Bill Evans, The Pianist as an Artist


Sign in to view read count
The Pianist as an Artist
Enrico Pieranunzi
Continuum Books
ISBN: 0826457967

Many professional musicians possess a great talent, but only a few achieve a level of true greatness. The legendary pianist, Bill Evans definitely fits into this second category. Evans left an indelible mark on the history of jazz. Even now, twenty-two years after his death, his recordings still influence musicians around the world. Unfortunately, his talent was counterbalanced by a dark side, which manifested itself in self-destruction. Throughout his life, he was tortured by self-doubt and loneliness. To combat his inner-struggle, Evans became dependent on drugs.

With Bill Evans, The Pianist as an Artist, Enrico Pieranunzi provides a compelling look at this influential musician. Pieranunzi, a talented pianist himself, provides an insightful glance into the life of Bill Evans. More than simply providing biographical data, though, he shows how Evans became an such important figure in contemporary jazz. The Pianist as an Artist also discusses the drugs and psychological problems, but doesn't dwell on them. Rather than sensationalizing Evans' problems, Pieranunzi praises his musical accomplishments.

Anyone with even a moderate interest in jazz knows that Evans played on Miles Davis' landmark album, Kind of Blue. Of course his career and subsequent influence went far beyond this album alone. The Pianist as an Artist provides an in-depth study of Evans' career, which easily appeals to anyone from an average listener to a seasoned academic. Here Pieranunzi proves that he is equally adept at writing as playing.

Pieranunzi obviously covers some of Evans' most important work, including his trio recordings with bassist Scott LeFaro and Drummer Paul Motian. This trio would prove to be a major period in Evans' career. The interplay among these musicians allowed Evans to explore new musical territory. The Pianist as an Artist also shows that in spite of his quiet and intellectual demeanor, Evans definitely knew how to swing.

Evans possessed a unique talent, which deserves consideration. During a period when jazz was frequently becoming more abstract, Evans offered a structural counterbalance. His background in classical music allowed him to explore the depth of traditional jazz music. He believed that "freedom in music only makes sense when there is a solid foundation; otherwise you get lost in arbitrary disorder and reduce the aesthetic of the piece."

Accompanying the text, The Pianist as an Artist also contains a companion CD. Here Pieranunzi does more than present a musical tribute to Evans; this CD enhances the text, allowing a new dimension of understanding. Pieranunzi's skill as a musician proves to be a valuable asset in understanding Evans' place in jazz history.

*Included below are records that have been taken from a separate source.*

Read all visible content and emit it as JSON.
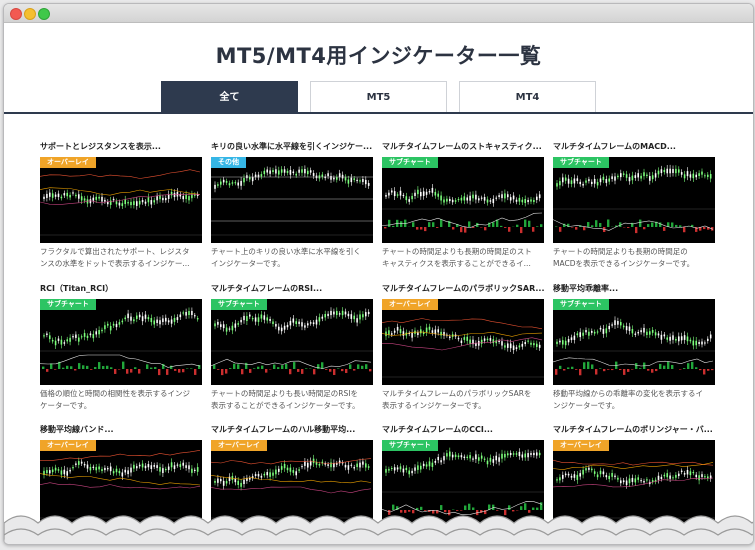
{
  "page": {
    "title": "MT5/MT4用インジケーター一覧"
  },
  "tabs": [
    {
      "label": "全て",
      "active": true
    },
    {
      "label": "MT5",
      "active": false
    },
    {
      "label": "MT4",
      "active": false
    }
  ],
  "colors": {
    "overlay": "#f0a428",
    "subchart": "#2cc463",
    "other": "#35b6e6",
    "tab_active": "#2e3a4e"
  },
  "cards": [
    {
      "title": "サポートとレジスタンスを表示...",
      "badge": "オーバーレイ",
      "badge_type": "overlay",
      "desc_lines": [
        "フラクタルで算出されたサポート、レジスタ",
        "ンスの水準をドットで表示するインジケー..."
      ]
    },
    {
      "title": "キリの良い水準に水平線を引くインジケー...",
      "badge": "その他",
      "badge_type": "other",
      "desc_lines": [
        "チャート上のキリの良い水準に水平線を引く",
        "インジケーターです。"
      ]
    },
    {
      "title": "マルチタイムフレームのストキャスティク...",
      "badge": "サブチャート",
      "badge_type": "subchart",
      "desc_lines": [
        "チャートの時間足よりも長期の時間足のスト",
        "キャスティクスを表示することができるイ..."
      ]
    },
    {
      "title": "マルチタイムフレームのMACD...",
      "badge": "サブチャート",
      "badge_type": "subchart",
      "desc_lines": [
        "チャートの時間足よりも長期の時間足の",
        "MACDを表示できるインジケーターです。"
      ]
    },
    {
      "title": "RCI（Titan_RCI）",
      "badge": "サブチャート",
      "badge_type": "subchart",
      "desc_lines": [
        "価格の順位と時間の相関性を表示するインジ",
        "ケーターです。"
      ]
    },
    {
      "title": "マルチタイムフレームのRSI...",
      "badge": "サブチャート",
      "badge_type": "subchart",
      "desc_lines": [
        "チャートの時間足よりも長い時間足のRSIを",
        "表示することができるインジケーターです。"
      ]
    },
    {
      "title": "マルチタイムフレームのパラボリックSAR...",
      "badge": "オーバーレイ",
      "badge_type": "overlay",
      "desc_lines": [
        "マルチタイムフレームのパラボリックSARを",
        "表示するインジケーターです。"
      ]
    },
    {
      "title": "移動平均乖離率...",
      "badge": "サブチャート",
      "badge_type": "subchart",
      "desc_lines": [
        "移動平均線からの乖離率の変化を表示するイ",
        "ンジケーターです。"
      ]
    },
    {
      "title": "移動平均線バンド...",
      "badge": "オーバーレイ",
      "badge_type": "overlay",
      "desc_lines": [
        "",
        ""
      ]
    },
    {
      "title": "マルチタイムフレームのハル移動平均...",
      "badge": "オーバーレイ",
      "badge_type": "overlay",
      "desc_lines": [
        "",
        ""
      ]
    },
    {
      "title": "マルチタイムフレームのCCI...",
      "badge": "サブチャート",
      "badge_type": "subchart",
      "desc_lines": [
        "",
        ""
      ]
    },
    {
      "title": "マルチタイムフレームのボリンジャー・バ...",
      "badge": "オーバーレイ",
      "badge_type": "overlay",
      "desc_lines": [
        "",
        ""
      ]
    }
  ]
}
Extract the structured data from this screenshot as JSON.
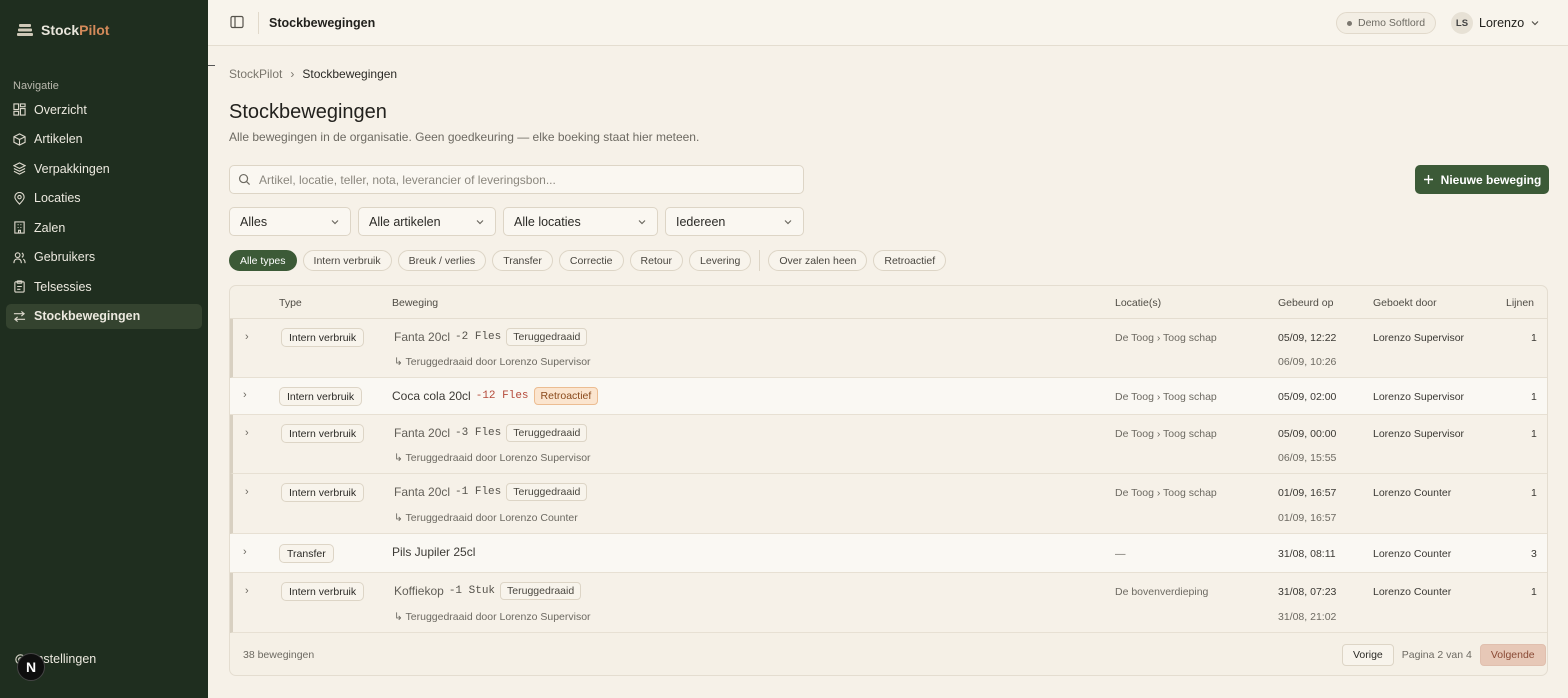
{
  "brand": {
    "part1": "Stock",
    "part2": "Pilot"
  },
  "sidebar": {
    "heading": "Navigatie",
    "items": [
      {
        "label": "Overzicht",
        "icon": "dashboard-icon"
      },
      {
        "label": "Artikelen",
        "icon": "box-icon"
      },
      {
        "label": "Verpakkingen",
        "icon": "layers-icon"
      },
      {
        "label": "Locaties",
        "icon": "map-pin-icon"
      },
      {
        "label": "Zalen",
        "icon": "building-icon"
      },
      {
        "label": "Gebruikers",
        "icon": "users-icon"
      },
      {
        "label": "Telsessies",
        "icon": "clipboard-icon"
      },
      {
        "label": "Stockbewegingen",
        "icon": "arrows-icon",
        "active": true
      }
    ],
    "settings_label": "Instellingen",
    "n_badge": "N"
  },
  "topbar": {
    "title": "Stockbewegingen",
    "demo_label": "Demo Softlord",
    "avatar_initials": "LS",
    "user_name": "Lorenzo"
  },
  "breadcrumb": {
    "root": "StockPilot",
    "separator": "›",
    "current": "Stockbewegingen"
  },
  "page": {
    "title": "Stockbewegingen",
    "subtitle": "Alle bewegingen in de organisatie. Geen goedkeuring — elke boeking staat hier meteen."
  },
  "search": {
    "placeholder": "Artikel, locatie, teller, nota, leverancier of leveringsbon..."
  },
  "new_button": {
    "label": "Nieuwe beweging"
  },
  "filters": {
    "scope": "Alles",
    "articles": "Alle artikelen",
    "locations": "Alle locaties",
    "users": "Iedereen"
  },
  "type_chips": [
    "Alle types",
    "Intern verbruik",
    "Breuk / verlies",
    "Transfer",
    "Correctie",
    "Retour",
    "Levering"
  ],
  "extra_chips": [
    "Over zalen heen",
    "Retroactief"
  ],
  "table": {
    "headers": {
      "type": "Type",
      "movement": "Beweging",
      "locations": "Locatie(s)",
      "occurred": "Gebeurd op",
      "booked_by": "Geboekt door",
      "lines": "Lijnen"
    },
    "rows": [
      {
        "type": "Intern verbruik",
        "article": "Fanta 20cl",
        "qty": "-2 Fles",
        "tag": "Teruggedraaid",
        "location": "De Toog › Toog schap",
        "occurred": "05/09, 12:22",
        "booked_by": "Lorenzo Supervisor",
        "lines": "1",
        "revert_note": "↳ Teruggedraaid door Lorenzo Supervisor",
        "revert_time": "06/09, 10:26"
      },
      {
        "type": "Intern verbruik",
        "article": "Coca cola 20cl",
        "qty": "-12 Fles",
        "tag": "Retroactief",
        "location": "De Toog › Toog schap",
        "occurred": "05/09, 02:00",
        "booked_by": "Lorenzo Supervisor",
        "lines": "1"
      },
      {
        "type": "Intern verbruik",
        "article": "Fanta 20cl",
        "qty": "-3 Fles",
        "tag": "Teruggedraaid",
        "location": "De Toog › Toog schap",
        "occurred": "05/09, 00:00",
        "booked_by": "Lorenzo Supervisor",
        "lines": "1",
        "revert_note": "↳ Teruggedraaid door Lorenzo Supervisor",
        "revert_time": "06/09, 15:55"
      },
      {
        "type": "Intern verbruik",
        "article": "Fanta 20cl",
        "qty": "-1 Fles",
        "tag": "Teruggedraaid",
        "location": "De Toog › Toog schap",
        "occurred": "01/09, 16:57",
        "booked_by": "Lorenzo Counter",
        "lines": "1",
        "revert_note": "↳ Teruggedraaid door Lorenzo Counter",
        "revert_time": "01/09, 16:57"
      },
      {
        "type": "Transfer",
        "article": "Pils Jupiler 25cl",
        "location": "—",
        "occurred": "31/08, 08:11",
        "booked_by": "Lorenzo Counter",
        "lines": "3"
      },
      {
        "type": "Intern verbruik",
        "article": "Koffiekop",
        "qty": "-1 Stuk",
        "tag": "Teruggedraaid",
        "location": "De bovenverdieping",
        "occurred": "31/08, 07:23",
        "booked_by": "Lorenzo Counter",
        "lines": "1",
        "revert_note": "↳ Teruggedraaid door Lorenzo Supervisor",
        "revert_time": "31/08, 21:02"
      }
    ],
    "expand_glyph": "›"
  },
  "footer": {
    "count": "38 bewegingen",
    "prev": "Vorige",
    "page_info": "Pagina 2 van 4",
    "next": "Volgende"
  },
  "colors": {
    "sidebar_bg": "#1f2e1f",
    "accent_green": "#3c5a37",
    "brand_orange": "#d48a5a",
    "retro_bg": "#fbe5cf",
    "negative_qty": "#b44a3a"
  }
}
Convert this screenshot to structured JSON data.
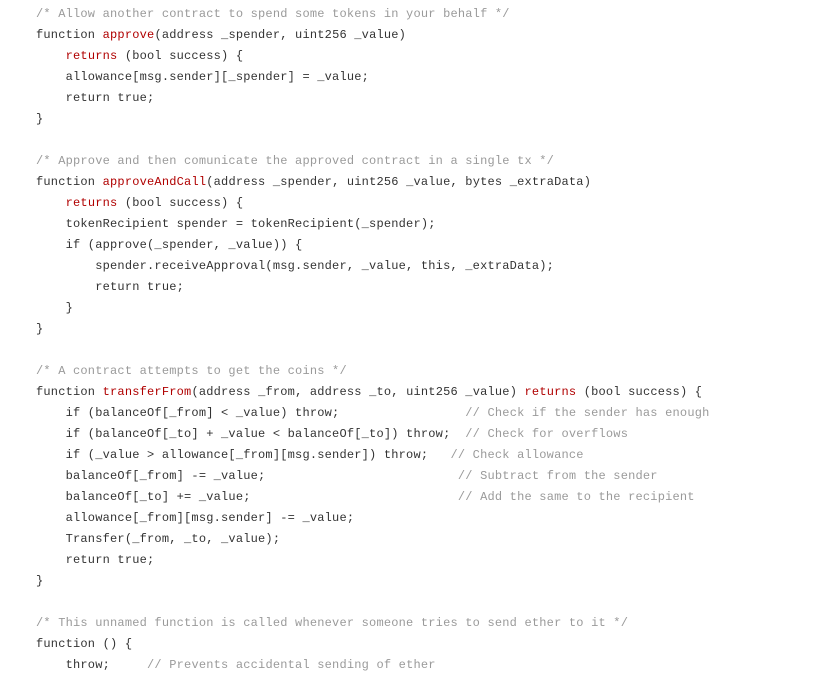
{
  "lines": [
    {
      "segs": [
        {
          "t": "/* Allow another contract to spend some tokens in your behalf */",
          "c": "cm"
        }
      ]
    },
    {
      "segs": [
        {
          "t": "function "
        },
        {
          "t": "approve",
          "c": "kw"
        },
        {
          "t": "(address _spender, uint256 _value)"
        }
      ]
    },
    {
      "segs": [
        {
          "t": "    "
        },
        {
          "t": "returns",
          "c": "kw"
        },
        {
          "t": " (bool success) {"
        }
      ]
    },
    {
      "segs": [
        {
          "t": "    allowance[msg.sender][_spender] = _value;"
        }
      ]
    },
    {
      "segs": [
        {
          "t": "    return true;"
        }
      ]
    },
    {
      "segs": [
        {
          "t": "}"
        }
      ]
    },
    {
      "segs": [
        {
          "t": ""
        }
      ]
    },
    {
      "segs": [
        {
          "t": "/* Approve and then comunicate the approved contract in a single tx */",
          "c": "cm"
        }
      ]
    },
    {
      "segs": [
        {
          "t": "function "
        },
        {
          "t": "approveAndCall",
          "c": "kw"
        },
        {
          "t": "(address _spender, uint256 _value, bytes _extraData)"
        }
      ]
    },
    {
      "segs": [
        {
          "t": "    "
        },
        {
          "t": "returns",
          "c": "kw"
        },
        {
          "t": " (bool success) {"
        }
      ]
    },
    {
      "segs": [
        {
          "t": "    tokenRecipient spender = tokenRecipient(_spender);"
        }
      ]
    },
    {
      "segs": [
        {
          "t": "    if (approve(_spender, _value)) {"
        }
      ]
    },
    {
      "segs": [
        {
          "t": "        spender.receiveApproval(msg.sender, _value, this, _extraData);"
        }
      ]
    },
    {
      "segs": [
        {
          "t": "        return true;"
        }
      ]
    },
    {
      "segs": [
        {
          "t": "    }"
        }
      ]
    },
    {
      "segs": [
        {
          "t": "}"
        }
      ]
    },
    {
      "segs": [
        {
          "t": ""
        }
      ]
    },
    {
      "segs": [
        {
          "t": "/* A contract attempts to get the coins */",
          "c": "cm"
        }
      ]
    },
    {
      "segs": [
        {
          "t": "function "
        },
        {
          "t": "transferFrom",
          "c": "kw"
        },
        {
          "t": "(address _from, address _to, uint256 _value) "
        },
        {
          "t": "returns",
          "c": "kw"
        },
        {
          "t": " (bool success) {"
        }
      ]
    },
    {
      "segs": [
        {
          "t": "    if (balanceOf[_from] < _value) throw;                 "
        },
        {
          "t": "// Check if the sender has enough",
          "c": "cm"
        }
      ]
    },
    {
      "segs": [
        {
          "t": "    if (balanceOf[_to] + _value < balanceOf[_to]) throw;  "
        },
        {
          "t": "// Check for overflows",
          "c": "cm"
        }
      ]
    },
    {
      "segs": [
        {
          "t": "    if (_value > allowance[_from][msg.sender]) throw;   "
        },
        {
          "t": "// Check allowance",
          "c": "cm"
        }
      ]
    },
    {
      "segs": [
        {
          "t": "    balanceOf[_from] -= _value;                          "
        },
        {
          "t": "// Subtract from the sender",
          "c": "cm"
        }
      ]
    },
    {
      "segs": [
        {
          "t": "    balanceOf[_to] += _value;                            "
        },
        {
          "t": "// Add the same to the recipient",
          "c": "cm"
        }
      ]
    },
    {
      "segs": [
        {
          "t": "    allowance[_from][msg.sender] -= _value;"
        }
      ]
    },
    {
      "segs": [
        {
          "t": "    Transfer(_from, _to, _value);"
        }
      ]
    },
    {
      "segs": [
        {
          "t": "    return true;"
        }
      ]
    },
    {
      "segs": [
        {
          "t": "}"
        }
      ]
    },
    {
      "segs": [
        {
          "t": ""
        }
      ]
    },
    {
      "segs": [
        {
          "t": "/* This unnamed function is called whenever someone tries to send ether to it */",
          "c": "cm"
        }
      ]
    },
    {
      "segs": [
        {
          "t": "function () {"
        }
      ]
    },
    {
      "segs": [
        {
          "t": "    throw;     "
        },
        {
          "t": "// Prevents accidental sending of ether",
          "c": "cm"
        }
      ]
    }
  ]
}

More Articles

Read The Blues: Why It Still Hurts So Good Book Reviews The Blues: Why It Still Hurts So Good
by Doug Collette
Published: February 20, 2017
Read The History of Rock & Roll, Volume 1: 1920-1965 Book Reviews The History of Rock & Roll, Volume 1: 1920-1965
by C. Michael Bailey
Published: February 11, 2017
Read Slim Harpo: Blues King Bee of Baton Rouge Book Reviews Slim Harpo: Blues King Bee of Baton Rouge
by C. Michael Bailey
Published: January 21, 2017
Read Paul Morley: The Age of Bowie Book Reviews Paul Morley: The Age of Bowie
by Nenad Georgievski
Published: December 25, 2016
Read "Why Jazz? A Concise Guide" Book Reviews Why Jazz? A Concise Guide
by Douglas Groothuis
Published: June 3, 2016
Read "Whisper Not: The Autobiography Of Benny Golson" Book Reviews Whisper Not: The Autobiography Of Benny Golson
by Ian Patterson
Published: September 20, 2016
Read "Stan Levey: Jazz Heavyweight" Book Reviews Stan Levey: Jazz Heavyweight
by Chuck Koton
Published: December 4, 2016
Read "Bowie: Photographs by Steve Schapiro" Book Reviews Bowie: Photographs by Steve Schapiro
by Nenad Georgievski
Published: April 30, 2016

Post a comment

comments powered by Disqus

Sponsor: ECM Records | BUY NOW  

Support our sponsor

Support All About Jazz's Future

We need your help and we have a deal. Contribute $20 and we'll hide the six Google ads that appear on every page for a full year!

Buy it!